empty bookstores

i’ve been trying to pay closer attention to the publishing industry, lately, for obvious reasons. i get some newsletters and follow a few agents who blog, and the news is largely depressing, like the economic news nearly everywhere else. everything from publishers shrinking staff and cancelling book contracts at the last minute to independent bookstores closing left and right to chain stores like Borders in deep financial distress. obviously, all this impacts the likelihood of publishing houses to buy more titles, which impacts my ability to find an agent who thinks he or she can sell my book in this tightening market.

none of this is really news, though – tough times are everywhere – but i had somehow insulated myself from the direct personal reality of it. well, last friday evening, my wife and i were out grocery shopping and decided to stop by a local independent bookstore. my wife was looking for the first Charlaine Harris ‘Dead’ book and i was just looking for something light.

when we walked in, though, the shelves were so bare in this once-booming store that my wife asked if they were moving. of course, the answer was no, and that times were so lean that they hadn’t been able to make their regular new orders and were working largely on existing stock and any used books people brought in for resale.
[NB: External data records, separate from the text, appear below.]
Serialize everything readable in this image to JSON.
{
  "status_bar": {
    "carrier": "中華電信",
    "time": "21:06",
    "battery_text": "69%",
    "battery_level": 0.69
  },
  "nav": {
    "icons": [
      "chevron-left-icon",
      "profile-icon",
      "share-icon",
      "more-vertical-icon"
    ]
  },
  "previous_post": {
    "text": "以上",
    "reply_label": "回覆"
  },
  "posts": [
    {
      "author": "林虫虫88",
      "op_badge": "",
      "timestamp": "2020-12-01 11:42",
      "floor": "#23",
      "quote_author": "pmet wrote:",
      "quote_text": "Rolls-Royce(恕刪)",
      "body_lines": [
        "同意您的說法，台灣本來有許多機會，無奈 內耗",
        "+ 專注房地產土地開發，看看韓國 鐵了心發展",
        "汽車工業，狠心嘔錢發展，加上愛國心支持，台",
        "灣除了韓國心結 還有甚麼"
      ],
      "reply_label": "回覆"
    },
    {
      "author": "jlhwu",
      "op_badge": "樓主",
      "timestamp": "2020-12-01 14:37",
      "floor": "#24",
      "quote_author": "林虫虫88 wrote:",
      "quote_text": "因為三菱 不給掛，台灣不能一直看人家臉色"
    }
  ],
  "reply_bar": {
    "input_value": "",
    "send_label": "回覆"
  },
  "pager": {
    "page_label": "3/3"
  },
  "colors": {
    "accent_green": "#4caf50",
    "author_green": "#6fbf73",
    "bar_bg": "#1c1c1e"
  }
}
we walked out with three books, but i was genuinely caught off guard by the whole experience, and despaired for the world. i was, however, reminded of Andrew Zack’s post in line with this. while the post is obviously overtly intended for writers, it was also, for me, another piece of evidence about the cheaper=better mentality that seems to have pervaded our society.

without going into a long diatribe about that whole topic, though (too late?), it all comes down to much the same basic point as Michael Burstein made at the end of the first half of the Future of Speculative Fiction Magazines panel at Readercon: if you want it, you have to pay for it.